The team has explored various objects, including a living plant. “We have used leaf surface as a biological sample, a Bergenia leaf, to be exact,” Myllymäki specifies. “The demo viewer can see how the image of the leaf appears on the screen, while the system is simultaneously used for transmitting a communication signal.  The program draws the picture on the screen based on the signal amplitude and phase. The drawn picture is based on the electrical properties of the leaf and we can, for example, clearly see the water veins in the leaf.”

Novel lenses provide unprecedented opportunities that the team is exploring wholeheartedly. “We have developed new composite materials and built new kinds of lenses that are environmentally friendly, low weight and with low electrical losses,” Myllymäki describes. “With our lenses, we can adjust the system’s highest performance efficiently either for a high-speed communication mode or for a high-accuracy imaging mode.”

At the same time, the demo viewer can follow the received signal spectrum on the screen. “An image taken in the radio frequencies tells different things than a regular camera image,” Myllymäki notes. “We can see the surface profile, the shape of the object, and even the content of the object if we change the leaf for instance to a water bottle.”

The usability and flexibility of the solution are boosted with the possibility to switch between modes. “We can provide very fast, data-intensive and high-resolution measurement information in a certain time when it is needed and otherwise use the system for communications,” Myllymäki notes. “In the case of autonomous vehicles, or in security and safety screening scenarios, for instance, the system could jump from the communication mode first to sensing and then imaging modes.”

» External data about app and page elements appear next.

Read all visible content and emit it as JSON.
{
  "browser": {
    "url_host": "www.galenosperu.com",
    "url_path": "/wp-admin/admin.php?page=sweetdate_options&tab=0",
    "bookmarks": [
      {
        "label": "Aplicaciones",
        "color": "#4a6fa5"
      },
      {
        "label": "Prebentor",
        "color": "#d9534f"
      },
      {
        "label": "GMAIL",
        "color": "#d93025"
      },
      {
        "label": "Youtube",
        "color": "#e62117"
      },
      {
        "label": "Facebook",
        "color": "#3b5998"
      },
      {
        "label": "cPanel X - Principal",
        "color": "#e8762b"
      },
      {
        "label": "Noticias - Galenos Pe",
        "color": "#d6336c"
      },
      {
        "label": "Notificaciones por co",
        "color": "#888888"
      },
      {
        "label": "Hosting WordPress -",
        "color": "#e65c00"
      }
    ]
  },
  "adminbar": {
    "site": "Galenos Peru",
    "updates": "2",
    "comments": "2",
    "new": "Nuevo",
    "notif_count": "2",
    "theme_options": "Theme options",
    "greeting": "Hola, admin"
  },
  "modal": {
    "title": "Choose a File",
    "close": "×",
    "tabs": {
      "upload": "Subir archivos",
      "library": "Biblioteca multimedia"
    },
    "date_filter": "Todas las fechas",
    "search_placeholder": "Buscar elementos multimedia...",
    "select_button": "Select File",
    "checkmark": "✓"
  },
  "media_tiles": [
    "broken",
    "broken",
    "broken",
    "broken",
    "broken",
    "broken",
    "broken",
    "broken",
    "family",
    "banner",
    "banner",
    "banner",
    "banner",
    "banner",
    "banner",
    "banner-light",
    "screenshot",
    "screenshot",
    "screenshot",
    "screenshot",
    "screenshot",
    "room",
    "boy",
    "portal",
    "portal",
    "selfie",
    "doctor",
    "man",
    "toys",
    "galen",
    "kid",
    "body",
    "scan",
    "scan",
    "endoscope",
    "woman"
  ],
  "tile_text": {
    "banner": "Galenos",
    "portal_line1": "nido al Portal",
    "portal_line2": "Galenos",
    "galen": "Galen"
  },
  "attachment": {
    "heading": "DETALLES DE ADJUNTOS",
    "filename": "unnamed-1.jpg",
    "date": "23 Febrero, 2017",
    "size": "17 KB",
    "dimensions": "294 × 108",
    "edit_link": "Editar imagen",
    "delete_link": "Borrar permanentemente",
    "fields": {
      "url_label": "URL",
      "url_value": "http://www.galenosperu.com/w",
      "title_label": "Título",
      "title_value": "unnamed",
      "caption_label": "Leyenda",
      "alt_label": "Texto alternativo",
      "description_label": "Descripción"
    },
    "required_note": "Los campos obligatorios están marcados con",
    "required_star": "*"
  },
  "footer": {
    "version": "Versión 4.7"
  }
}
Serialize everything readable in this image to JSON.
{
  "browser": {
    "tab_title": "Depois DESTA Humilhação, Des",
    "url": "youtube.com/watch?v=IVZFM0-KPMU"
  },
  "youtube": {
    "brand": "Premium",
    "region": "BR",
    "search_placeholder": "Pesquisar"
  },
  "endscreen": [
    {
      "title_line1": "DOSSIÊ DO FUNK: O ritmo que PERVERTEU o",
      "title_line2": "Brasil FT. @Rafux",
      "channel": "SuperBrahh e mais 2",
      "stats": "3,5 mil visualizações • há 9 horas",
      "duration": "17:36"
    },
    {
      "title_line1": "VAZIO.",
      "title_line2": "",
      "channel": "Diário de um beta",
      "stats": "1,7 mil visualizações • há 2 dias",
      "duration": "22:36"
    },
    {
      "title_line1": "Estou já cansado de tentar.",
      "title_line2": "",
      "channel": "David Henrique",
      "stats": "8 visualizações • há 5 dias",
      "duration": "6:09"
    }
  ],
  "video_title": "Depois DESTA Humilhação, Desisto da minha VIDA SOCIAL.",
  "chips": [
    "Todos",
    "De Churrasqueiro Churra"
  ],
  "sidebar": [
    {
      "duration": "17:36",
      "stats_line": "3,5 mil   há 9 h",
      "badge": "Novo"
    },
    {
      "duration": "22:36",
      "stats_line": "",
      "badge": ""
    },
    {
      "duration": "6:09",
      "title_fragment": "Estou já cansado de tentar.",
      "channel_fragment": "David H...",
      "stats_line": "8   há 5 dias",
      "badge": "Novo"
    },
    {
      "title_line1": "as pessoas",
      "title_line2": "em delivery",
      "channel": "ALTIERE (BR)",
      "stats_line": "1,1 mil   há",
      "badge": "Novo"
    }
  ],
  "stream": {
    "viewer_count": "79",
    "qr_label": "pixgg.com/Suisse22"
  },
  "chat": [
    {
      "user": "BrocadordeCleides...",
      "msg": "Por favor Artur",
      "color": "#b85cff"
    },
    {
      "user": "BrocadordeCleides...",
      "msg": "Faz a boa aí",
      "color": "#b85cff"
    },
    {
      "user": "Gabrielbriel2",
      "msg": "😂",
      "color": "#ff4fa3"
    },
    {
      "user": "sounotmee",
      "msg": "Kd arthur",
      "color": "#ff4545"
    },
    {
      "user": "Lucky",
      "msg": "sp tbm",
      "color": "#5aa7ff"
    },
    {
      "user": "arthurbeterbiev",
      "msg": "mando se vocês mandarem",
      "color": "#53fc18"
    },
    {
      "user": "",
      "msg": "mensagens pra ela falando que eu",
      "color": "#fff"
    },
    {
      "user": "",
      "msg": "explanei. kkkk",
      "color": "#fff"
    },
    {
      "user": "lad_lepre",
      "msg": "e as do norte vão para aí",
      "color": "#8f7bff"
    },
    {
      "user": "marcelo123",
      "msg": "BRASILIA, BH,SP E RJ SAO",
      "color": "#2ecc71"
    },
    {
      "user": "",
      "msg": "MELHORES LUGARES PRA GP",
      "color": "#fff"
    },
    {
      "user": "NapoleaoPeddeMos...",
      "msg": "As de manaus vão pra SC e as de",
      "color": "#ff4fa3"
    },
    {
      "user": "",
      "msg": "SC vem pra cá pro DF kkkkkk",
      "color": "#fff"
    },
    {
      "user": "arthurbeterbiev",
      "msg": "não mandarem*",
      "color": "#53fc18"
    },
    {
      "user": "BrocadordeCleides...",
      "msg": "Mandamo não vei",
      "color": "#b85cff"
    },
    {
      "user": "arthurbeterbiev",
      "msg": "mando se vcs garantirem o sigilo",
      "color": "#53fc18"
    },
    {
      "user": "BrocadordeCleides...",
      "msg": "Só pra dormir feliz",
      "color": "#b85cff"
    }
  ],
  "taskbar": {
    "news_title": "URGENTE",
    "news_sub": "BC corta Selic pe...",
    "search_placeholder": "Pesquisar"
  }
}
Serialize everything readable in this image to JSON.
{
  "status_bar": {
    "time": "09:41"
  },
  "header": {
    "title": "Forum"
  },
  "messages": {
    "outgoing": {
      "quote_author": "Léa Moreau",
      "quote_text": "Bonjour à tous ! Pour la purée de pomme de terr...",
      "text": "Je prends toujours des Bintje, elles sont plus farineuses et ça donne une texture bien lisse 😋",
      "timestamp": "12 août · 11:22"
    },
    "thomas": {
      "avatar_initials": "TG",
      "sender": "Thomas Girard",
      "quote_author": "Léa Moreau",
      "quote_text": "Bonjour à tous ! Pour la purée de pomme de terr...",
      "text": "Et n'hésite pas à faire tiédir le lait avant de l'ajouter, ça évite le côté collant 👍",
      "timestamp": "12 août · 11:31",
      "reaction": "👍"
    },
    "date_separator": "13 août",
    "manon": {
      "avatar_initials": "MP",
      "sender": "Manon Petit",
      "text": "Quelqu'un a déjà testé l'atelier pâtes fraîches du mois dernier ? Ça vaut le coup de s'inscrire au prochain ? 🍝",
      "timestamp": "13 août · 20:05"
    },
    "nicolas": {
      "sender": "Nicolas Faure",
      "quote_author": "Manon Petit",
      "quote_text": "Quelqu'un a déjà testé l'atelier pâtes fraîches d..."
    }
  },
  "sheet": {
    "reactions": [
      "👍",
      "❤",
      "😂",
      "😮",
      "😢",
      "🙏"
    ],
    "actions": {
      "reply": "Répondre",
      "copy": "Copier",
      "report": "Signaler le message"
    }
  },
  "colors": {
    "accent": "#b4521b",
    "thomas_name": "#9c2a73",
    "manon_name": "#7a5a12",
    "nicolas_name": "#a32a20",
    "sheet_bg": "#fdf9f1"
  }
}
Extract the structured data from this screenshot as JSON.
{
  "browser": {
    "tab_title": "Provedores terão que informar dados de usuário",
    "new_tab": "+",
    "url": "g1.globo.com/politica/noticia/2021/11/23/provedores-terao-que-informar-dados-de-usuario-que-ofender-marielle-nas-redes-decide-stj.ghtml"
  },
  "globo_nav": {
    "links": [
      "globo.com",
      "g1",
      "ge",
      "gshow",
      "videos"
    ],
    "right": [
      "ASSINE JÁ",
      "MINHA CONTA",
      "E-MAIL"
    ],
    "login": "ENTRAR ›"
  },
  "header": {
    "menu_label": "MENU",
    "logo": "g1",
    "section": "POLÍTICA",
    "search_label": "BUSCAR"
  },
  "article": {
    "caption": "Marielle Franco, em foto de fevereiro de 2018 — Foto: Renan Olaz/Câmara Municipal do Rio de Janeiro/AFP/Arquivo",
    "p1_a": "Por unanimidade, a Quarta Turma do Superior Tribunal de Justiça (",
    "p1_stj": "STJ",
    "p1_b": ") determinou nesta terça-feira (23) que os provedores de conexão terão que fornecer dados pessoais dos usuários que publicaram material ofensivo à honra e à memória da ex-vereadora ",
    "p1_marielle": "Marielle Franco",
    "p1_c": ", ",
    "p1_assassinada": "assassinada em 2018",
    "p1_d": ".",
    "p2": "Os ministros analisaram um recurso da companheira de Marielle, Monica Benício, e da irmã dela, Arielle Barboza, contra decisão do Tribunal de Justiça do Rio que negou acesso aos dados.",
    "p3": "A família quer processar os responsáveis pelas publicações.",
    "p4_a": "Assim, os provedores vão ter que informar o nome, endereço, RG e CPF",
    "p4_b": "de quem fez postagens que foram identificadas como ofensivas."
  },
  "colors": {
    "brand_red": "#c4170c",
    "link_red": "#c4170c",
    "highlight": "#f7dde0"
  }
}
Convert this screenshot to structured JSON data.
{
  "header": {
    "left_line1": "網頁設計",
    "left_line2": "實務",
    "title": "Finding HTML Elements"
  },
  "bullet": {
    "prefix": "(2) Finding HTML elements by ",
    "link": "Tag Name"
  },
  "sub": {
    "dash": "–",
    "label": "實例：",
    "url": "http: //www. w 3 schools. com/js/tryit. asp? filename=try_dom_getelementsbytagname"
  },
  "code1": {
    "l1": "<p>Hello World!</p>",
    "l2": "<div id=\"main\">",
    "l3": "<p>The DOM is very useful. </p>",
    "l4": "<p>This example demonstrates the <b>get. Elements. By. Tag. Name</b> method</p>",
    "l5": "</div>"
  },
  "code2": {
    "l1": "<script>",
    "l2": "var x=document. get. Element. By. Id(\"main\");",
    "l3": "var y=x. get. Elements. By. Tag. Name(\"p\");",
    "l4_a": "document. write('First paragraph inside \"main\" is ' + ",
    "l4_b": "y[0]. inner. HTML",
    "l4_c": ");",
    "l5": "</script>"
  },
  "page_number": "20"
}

In the future, the demonstration will enable imaging with longer link distances, higher signal bandwidths, and potential 6G waveforms. The target is to have high data rates and imaging capabilities in the same system. “In practice, we can enable imaging by using multiple beams or multiple antennas behind the radio lens,” Myllymäki adds. 

In the demo, the focus is on radio imaging but 6G systems will enable many other sensing capabilities too. “Communication and sensing together can be exploited in various 6G-enabled vertical services in industrial, smart city, traffic, security, safety, agriculture and health sectors, to mention a few,” Myllymäki says. “Where communications infrastructure is needed, we can provide sensing, and vice versa. As a result, we can create both economic and sustainability benefits for the society.”

This demonstration shows how communication and sensing can coexist in the same 6G system enabled by the narrow beam width and beam steering techniques as well as novel materials.

This article has been published in the 6G Waves magazine. Get a taste of our digitalized future and download the latest issue of 6G Waves!